## Work item
Scan the entries for lines with the word "icon" and copy those lines.

## Component data from apps and pages
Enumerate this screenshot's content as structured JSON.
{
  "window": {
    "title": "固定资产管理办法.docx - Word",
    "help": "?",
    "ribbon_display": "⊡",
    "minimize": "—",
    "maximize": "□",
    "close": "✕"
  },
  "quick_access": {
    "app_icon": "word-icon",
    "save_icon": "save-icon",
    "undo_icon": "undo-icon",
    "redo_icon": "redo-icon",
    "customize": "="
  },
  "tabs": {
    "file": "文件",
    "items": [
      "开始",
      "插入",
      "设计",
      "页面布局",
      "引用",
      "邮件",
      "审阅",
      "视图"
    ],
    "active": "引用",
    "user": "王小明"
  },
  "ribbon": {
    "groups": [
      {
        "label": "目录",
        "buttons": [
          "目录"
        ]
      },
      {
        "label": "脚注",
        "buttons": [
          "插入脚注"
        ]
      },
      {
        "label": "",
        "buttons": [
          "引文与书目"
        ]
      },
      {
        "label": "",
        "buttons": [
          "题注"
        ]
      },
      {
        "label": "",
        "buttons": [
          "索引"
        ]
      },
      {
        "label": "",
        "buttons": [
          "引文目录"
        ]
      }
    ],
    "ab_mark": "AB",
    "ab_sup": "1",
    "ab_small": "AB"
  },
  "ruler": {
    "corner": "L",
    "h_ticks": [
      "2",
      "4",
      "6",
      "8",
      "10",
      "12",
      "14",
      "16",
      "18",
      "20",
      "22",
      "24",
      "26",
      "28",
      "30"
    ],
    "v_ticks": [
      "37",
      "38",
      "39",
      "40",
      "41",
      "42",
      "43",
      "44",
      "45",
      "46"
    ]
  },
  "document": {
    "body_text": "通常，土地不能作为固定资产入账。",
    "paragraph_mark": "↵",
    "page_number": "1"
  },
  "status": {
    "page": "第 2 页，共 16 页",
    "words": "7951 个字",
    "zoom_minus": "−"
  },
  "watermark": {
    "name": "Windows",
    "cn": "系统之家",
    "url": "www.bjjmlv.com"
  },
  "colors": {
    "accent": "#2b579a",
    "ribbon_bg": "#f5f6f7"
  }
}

## Written answer
    "app_icon": "word-icon",
    "save_icon": "save-icon",
    "undo_icon": "undo-icon",
    "redo_icon": "redo-icon",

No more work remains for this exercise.